Peter shook his head, and Nathan rolled his eyes before he left the room. Peter was too busy wondering why his fingers were numb to notice.
No one appreciates her like she should be. No one could ever love her the way she should be loved. No one is good enough; no one would do it right.
He'd like to buy her a tower somewhere, safe from the ugly world that would wipe that little smile from her face. Rapunzel, with long blonde curls that smell like vanilla when he gets too close to her. She could keep the key, and let him visit sometime, maybe.
There were probably twenty of the little pink boxes lined up across the kitchen. Claire went down the line, flipping the top of them open.
"Jesus…" said Peter, and shook out of his black blazer. "I better get serious."
She laughed and smiled at him, the way that made him want to smile too. "No backing out. You said you'd help pick my graduation cake."
"I did," said Peter, and he nodded.
Claire had already dug into a red velvet cake. "Mmm. Too southern though. Not New York-ish. Grandma'd kill me."
Peter cut a small bite out of one with yellow frosting. "Yech. Lemon."
"You're right. It definitely needs to be richer," said Claire, and tapped her finger on her lips.
Peter turned away quickly and busied himself with a likely piece of German chocolate, when she appeared in front of him.
"Try," she said, and leaned on the counter, holding a forkful of cake out to him.
He took the fork from her, and slid the cake into his mouth.
"Eh," he said.
"Eh?" Claire was incredulous.
"Yes, eh!" Peter smiled and laughed quickly.
Claire tsked, and they were silent for a few minutes, chewing.
"Okay, here. This one." Claire held her fork out to him, level with his mouth. The cake was white, with a rose colored frosting.
Peter paused, and then dutifully ate from the fork in her hand. Claire watched his reaction, barely blinking. Peter chewed for a minute. "Mmph.
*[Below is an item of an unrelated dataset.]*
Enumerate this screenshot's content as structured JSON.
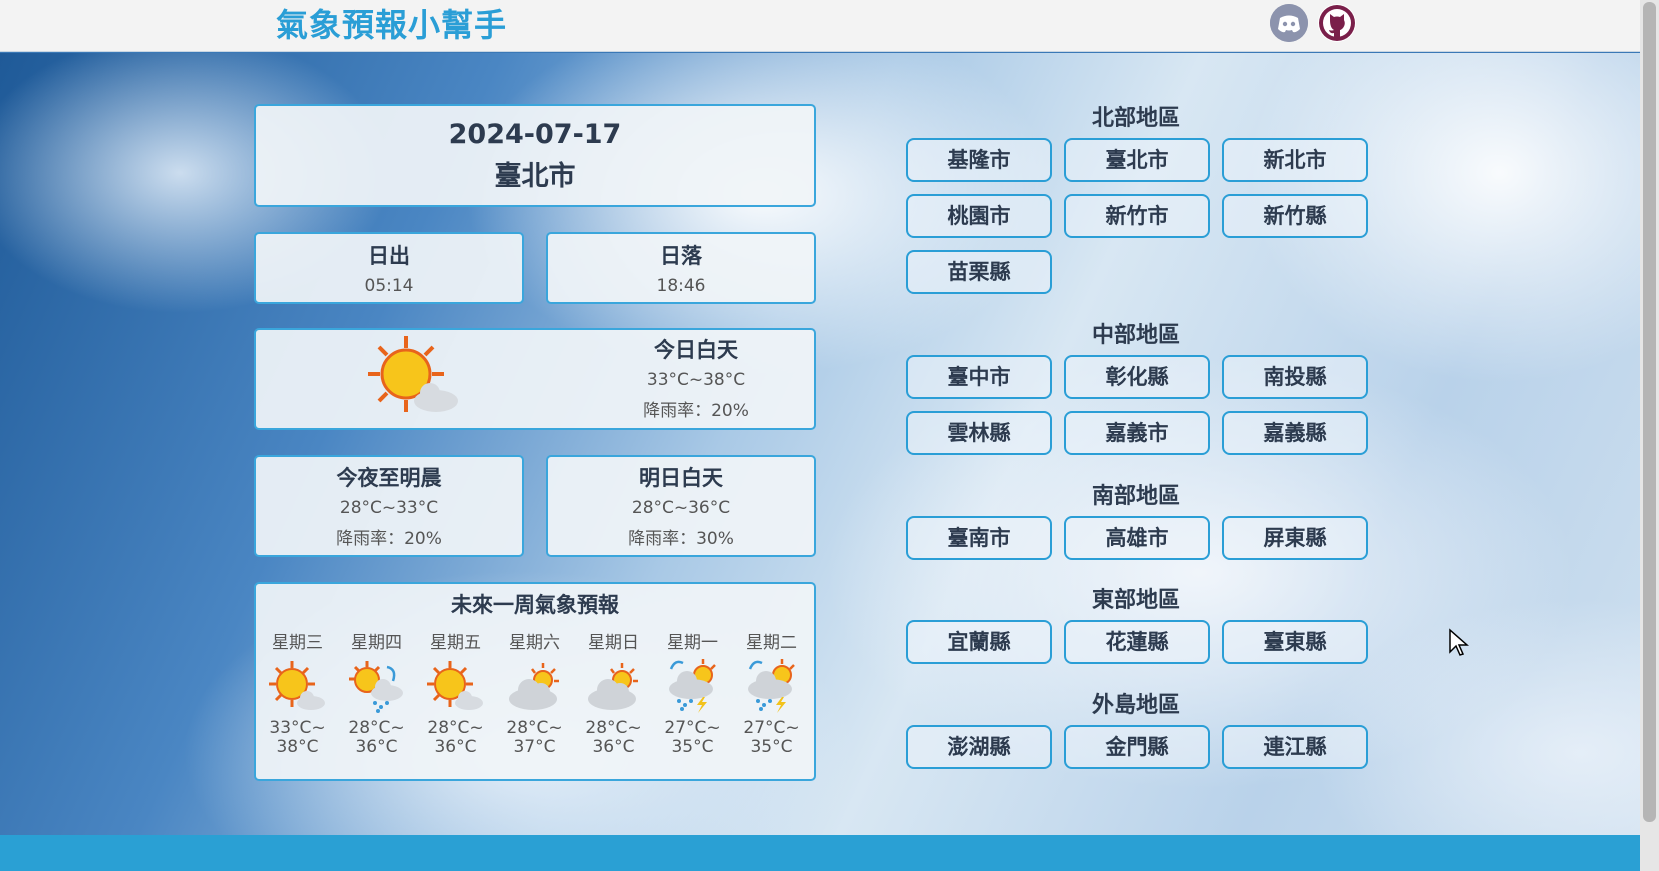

Good."
Claire smiled and nodded, and moved to the next box, but not before she put the fork, the fork that he had eaten off of, in her mouth. She licked at a bit of the frosting, twisting the pink swirl around her tongue.
Peter watched for longer than he should have, and then told Claire that he needed to get going.
Sometimes he dreams that his whole family disappears. Except for him and her. Where everyone they've ever known somehow is gone on a long vacation, or moves to Canada, or something.
Which is ridiculous because he loves his family, so much. He'd never want them to disappear, and just the fact that he sometimes thinks about it makes him scared and paranoid because this isn't like him, not at all.